In his first major foreign policy speech, made at the Fifteenth Ambassadors’ Conference back on August 27, France’s new President Nicolas Sarkozy created shockwaves when he said that an Iran with nuclear weapons was unacceptable, and warned that Iran could be attacked militarily if it didn’t meet its international obligations to curb its nuclear program. What many commmentators seemed to ignore at the time is that these remarks were made within the context of a speech that was devoted almost exclusively to the possibilities and imperatives of the diplomatic resolution of crises throughout the globe – in particular the confrontation beween the West and radical Islam. The speech needs to be read in that light, for it is an important contribution to the debate. And it doesn’t underestimate the gravity of the threat:

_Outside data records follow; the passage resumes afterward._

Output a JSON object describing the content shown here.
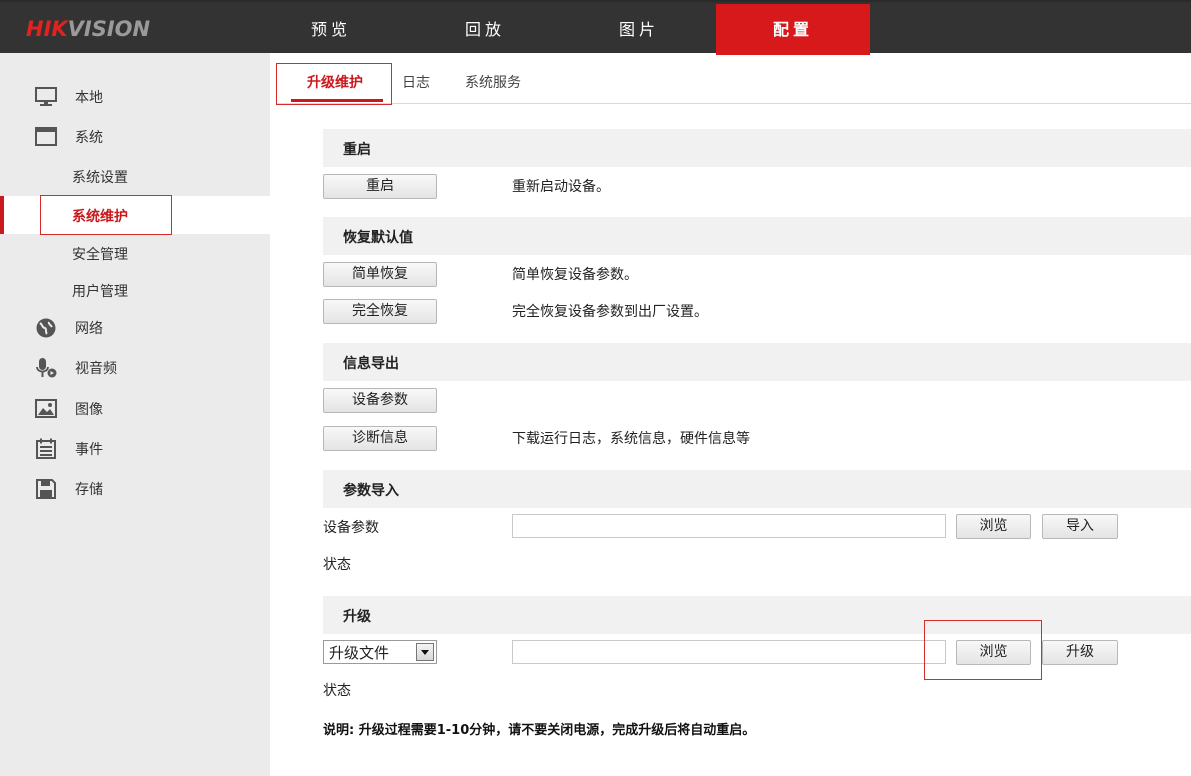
{
  "brand": {
    "logo_hik": "HIK",
    "logo_vision": "VISION"
  },
  "nav": [
    {
      "label": "预览"
    },
    {
      "label": "回放"
    },
    {
      "label": "图片"
    },
    {
      "label": "配置",
      "active": true
    }
  ],
  "sidebar": {
    "items": [
      {
        "label": "本地",
        "icon": "monitor-icon"
      },
      {
        "label": "系统",
        "icon": "window-icon"
      },
      {
        "label": "网络",
        "icon": "globe-icon"
      },
      {
        "label": "视音频",
        "icon": "microphone-icon"
      },
      {
        "label": "图像",
        "icon": "image-icon"
      },
      {
        "label": "事件",
        "icon": "calendar-icon"
      },
      {
        "label": "存储",
        "icon": "floppy-icon"
      }
    ],
    "sub_items": [
      {
        "label": "系统设置"
      },
      {
        "label": "系统维护",
        "active": true
      },
      {
        "label": "安全管理"
      },
      {
        "label": "用户管理"
      }
    ]
  },
  "tabs": [
    {
      "label": "升级维护",
      "active": true
    },
    {
      "label": "日志"
    },
    {
      "label": "系统服务"
    }
  ],
  "reboot": {
    "title": "重启",
    "button": "重启",
    "desc": "重新启动设备。"
  },
  "restore": {
    "title": "恢复默认值",
    "simple_button": "简单恢复",
    "simple_desc": "简单恢复设备参数。",
    "full_button": "完全恢复",
    "full_desc": "完全恢复设备参数到出厂设置。"
  },
  "export": {
    "title": "信息导出",
    "device_params_button": "设备参数",
    "diagnostic_button": "诊断信息",
    "diagnostic_desc": "下载运行日志，系统信息，硬件信息等"
  },
  "import": {
    "title": "参数导入",
    "label": "设备参数",
    "file_value": "",
    "browse_button": "浏览",
    "import_button": "导入",
    "status_label": "状态"
  },
  "upgrade": {
    "title": "升级",
    "select_value": "升级文件",
    "file_value": "",
    "browse_button": "浏览",
    "upgrade_button": "升级",
    "status_label": "状态",
    "note": "说明: 升级过程需要1-10分钟，请不要关闭电源，完成升级后将自动重启。"
  },
  "colors": {
    "accent": "#d7191c",
    "topbar": "#333333",
    "sidebar": "#ebebeb",
    "highlight_box": "#d42b2b"
  }
}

There’s no point in waffling: this confrontation is being called for by extremist groups such as al-Qaida that dream of establishing a caliphate from Indonesia to Nigeria, rejecting all openness, all modernity, every hint of diversity. If these forces were to achieve their sinister objective, it is certain that the twenty-first century would be even worse than the last one, itself marked by merciless confrontation between ideologies.